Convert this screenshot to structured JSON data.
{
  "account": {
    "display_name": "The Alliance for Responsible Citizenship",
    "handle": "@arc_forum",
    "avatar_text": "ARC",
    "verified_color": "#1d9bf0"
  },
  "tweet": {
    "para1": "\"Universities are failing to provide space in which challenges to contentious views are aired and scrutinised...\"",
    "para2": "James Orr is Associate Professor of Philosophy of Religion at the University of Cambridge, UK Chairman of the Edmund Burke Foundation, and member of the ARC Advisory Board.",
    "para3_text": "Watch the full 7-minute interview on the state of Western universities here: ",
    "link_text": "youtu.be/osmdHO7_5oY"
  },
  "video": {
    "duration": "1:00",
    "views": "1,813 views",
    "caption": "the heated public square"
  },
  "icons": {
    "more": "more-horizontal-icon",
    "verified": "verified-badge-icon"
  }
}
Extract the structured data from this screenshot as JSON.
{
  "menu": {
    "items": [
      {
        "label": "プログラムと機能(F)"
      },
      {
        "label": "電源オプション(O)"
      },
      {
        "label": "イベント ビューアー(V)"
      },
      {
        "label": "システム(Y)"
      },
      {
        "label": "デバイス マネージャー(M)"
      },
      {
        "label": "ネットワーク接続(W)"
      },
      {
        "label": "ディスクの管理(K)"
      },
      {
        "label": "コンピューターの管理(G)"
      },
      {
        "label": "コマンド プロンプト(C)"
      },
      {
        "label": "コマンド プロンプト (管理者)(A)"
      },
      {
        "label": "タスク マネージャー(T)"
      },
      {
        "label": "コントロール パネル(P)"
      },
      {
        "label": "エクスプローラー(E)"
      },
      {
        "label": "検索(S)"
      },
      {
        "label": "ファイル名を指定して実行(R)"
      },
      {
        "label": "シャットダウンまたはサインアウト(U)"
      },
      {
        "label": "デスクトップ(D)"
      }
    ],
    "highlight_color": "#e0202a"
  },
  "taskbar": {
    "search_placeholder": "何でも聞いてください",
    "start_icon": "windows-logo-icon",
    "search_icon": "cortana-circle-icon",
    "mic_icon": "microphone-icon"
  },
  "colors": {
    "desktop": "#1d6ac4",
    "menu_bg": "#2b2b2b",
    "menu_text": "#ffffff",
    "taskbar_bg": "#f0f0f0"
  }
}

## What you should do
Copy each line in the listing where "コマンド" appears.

## Solution for this exercise
        "label": "コマンド プロンプト(C)"
        "label": "コマンド プロンプト (管理者)(A)"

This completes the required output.